“But the truth is that L.A. was never entirely real anyway, as Steely Dan, Randy Newman, Warren Zevon, Larry David and Alan Ball all understood.” – Barney Hoskyns
The above quote is from the 2009 forward of author Barney Hoskyns book Waiting For The Sun: A Rock & Roll History of Los Angeles. It’s a quote that anyone who has spent a decent amount of time in the city should fully grasp, as L.A. has always felt slightly off the map somehow, as if it could slide into the Pacific without warning. Things here are not as they appear. The light here is different, time feels peculiar; reality itself skewed…bent somehow. A quality that while impossible to put your finger on, exists just the same.

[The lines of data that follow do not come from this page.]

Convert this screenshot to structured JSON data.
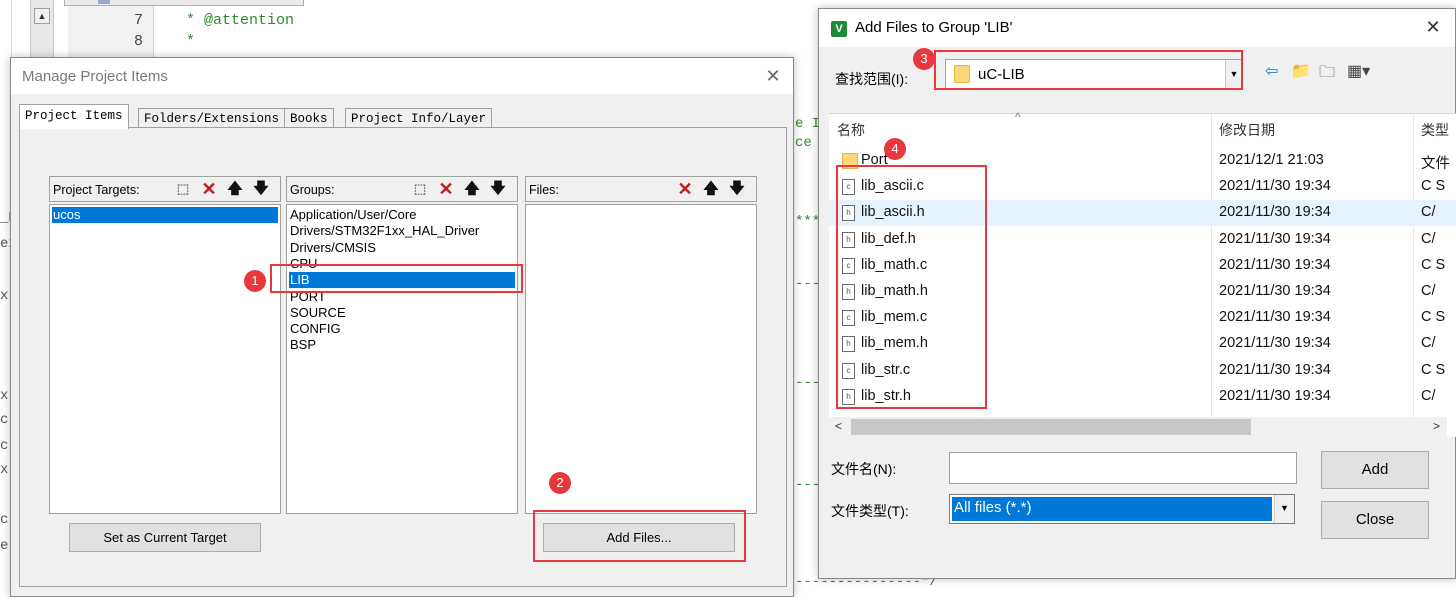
{
  "editor": {
    "lines": [
      {
        "num": "7",
        "code": "* @attention"
      },
      {
        "num": "8",
        "code": "*"
      }
    ],
    "frag_e1": "e I",
    "frag_ce": "ce",
    "frag_stars": "***",
    "frag_dash1": "---",
    "frag_dash2": "---",
    "frag_dash3": "---",
    "frag_bottom": "---------------*/",
    "left_frags": [
      "_D",
      "ex",
      "x.",
      "x.",
      "c",
      "c",
      "x.",
      "c",
      "e"
    ]
  },
  "manage_dialog": {
    "title": "Manage Project Items",
    "tabs": [
      "Project Items",
      "Folders/Extensions",
      "Books",
      "Project Info/Layer"
    ],
    "targets": {
      "label": "Project Targets:",
      "items": [
        "ucos"
      ]
    },
    "groups": {
      "label": "Groups:",
      "items": [
        "Application/User/Core",
        "Drivers/STM32F1xx_HAL_Driver",
        "Drivers/CMSIS",
        "CPU",
        "LIB",
        "PORT",
        "SOURCE",
        "CONFIG",
        "BSP"
      ],
      "selected": "LIB"
    },
    "files": {
      "label": "Files:"
    },
    "set_target_button": "Set as Current Target",
    "add_files_button": "Add Files..."
  },
  "add_dialog": {
    "title": "Add Files to Group 'LIB'",
    "lookin_label": "查找范围(I):",
    "lookin_value": "uC-LIB",
    "columns": [
      "名称",
      "修改日期",
      "类型"
    ],
    "files": [
      {
        "name": "Port",
        "date": "2021/12/1 21:03",
        "type": "文件",
        "icon": "folder-icon"
      },
      {
        "name": "lib_ascii.c",
        "date": "2021/11/30 19:34",
        "type": "C S",
        "icon": "c-file-icon"
      },
      {
        "name": "lib_ascii.h",
        "date": "2021/11/30 19:34",
        "type": "C/",
        "icon": "h-file-icon"
      },
      {
        "name": "lib_def.h",
        "date": "2021/11/30 19:34",
        "type": "C/",
        "icon": "h-file-icon"
      },
      {
        "name": "lib_math.c",
        "date": "2021/11/30 19:34",
        "type": "C S",
        "icon": "c-file-icon"
      },
      {
        "name": "lib_math.h",
        "date": "2021/11/30 19:34",
        "type": "C/",
        "icon": "h-file-icon"
      },
      {
        "name": "lib_mem.c",
        "date": "2021/11/30 19:34",
        "type": "C S",
        "icon": "c-file-icon"
      },
      {
        "name": "lib_mem.h",
        "date": "2021/11/30 19:34",
        "type": "C/",
        "icon": "h-file-icon"
      },
      {
        "name": "lib_str.c",
        "date": "2021/11/30 19:34",
        "type": "C S",
        "icon": "c-file-icon"
      },
      {
        "name": "lib_str.h",
        "date": "2021/11/30 19:34",
        "type": "C/",
        "icon": "h-file-icon"
      }
    ],
    "filename_label": "文件名(N):",
    "filename_value": "",
    "filetype_label": "文件类型(T):",
    "filetype_value": "All files (*.*)",
    "add_button": "Add",
    "close_button": "Close"
  },
  "annotations": [
    "1",
    "2",
    "3",
    "4"
  ],
  "colors": {
    "highlight": "#e8383d",
    "selection": "#0078d7"
  }
}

Hoskyns describes the phenomenon as L.A.’s “noir undertow; the menace lurking behind the palm tree facade.” And that’s a pretty good descriptor too, for a town whose weather plays tricks, stretching from the arid desert out to the sea.
As coincidence would have it, I found myself watching Repo Man, for the first time in years, while in the midst of reading Hoskyns book. Released in 1984, Repo Man is an L.A. story, a non-traditional story, yes, but an L.A. story all the same. In 2008 the film was deemed the eighth best film set in Los Angeles in the last 25 years by a group of LA Times critics. The criteria for the films chosen were that they “had to communicate some inherent truth about the L.A. experience.” Repo Man does that…and then some. Warts and all, it feels like L.A. and breathes like L.A.: the gritty LA “river,” the concrete, the towering, swaying palms that dot the horizon at dusk—all here, all players in this tale.
A punk rock adventure, a B-movie, science-fiction romp and a tale of teenage apathy and rebellion. The film is all of these at once. Following Otto (Emilio Estevez), a “white suburban punk,” though a modern-day wasteland set almost entirely in and around downtown L.A., Repo Man quickly developed cult icon status. And for good reason. With its subversive, anti-establishment ,message (a combined tale of punk rock, Eastside car culture, alien conspiracies, desperate youth and Harry Dean Stanton) how could it not? And then there is the music.
Besides providing the background to the film, and Otto’s, disjointed worldview, Repo Man’s soundtrack also acts as a defacto snapshot of West coast punk rock at the time. Black Flag, Circle Jerks, FEAR, Suicidal Tendencies and the Plugz are all represented with none other than punk godfather, Iggy Pop, supplying the film’s title track, “Repo Man.” If you haven’t caught this flick in awhile, do it. And remember: The life of a repo man is always intense.
Related: L.A. Burnout :: A Compilation
MP3: Iggy Pop :: Repo Man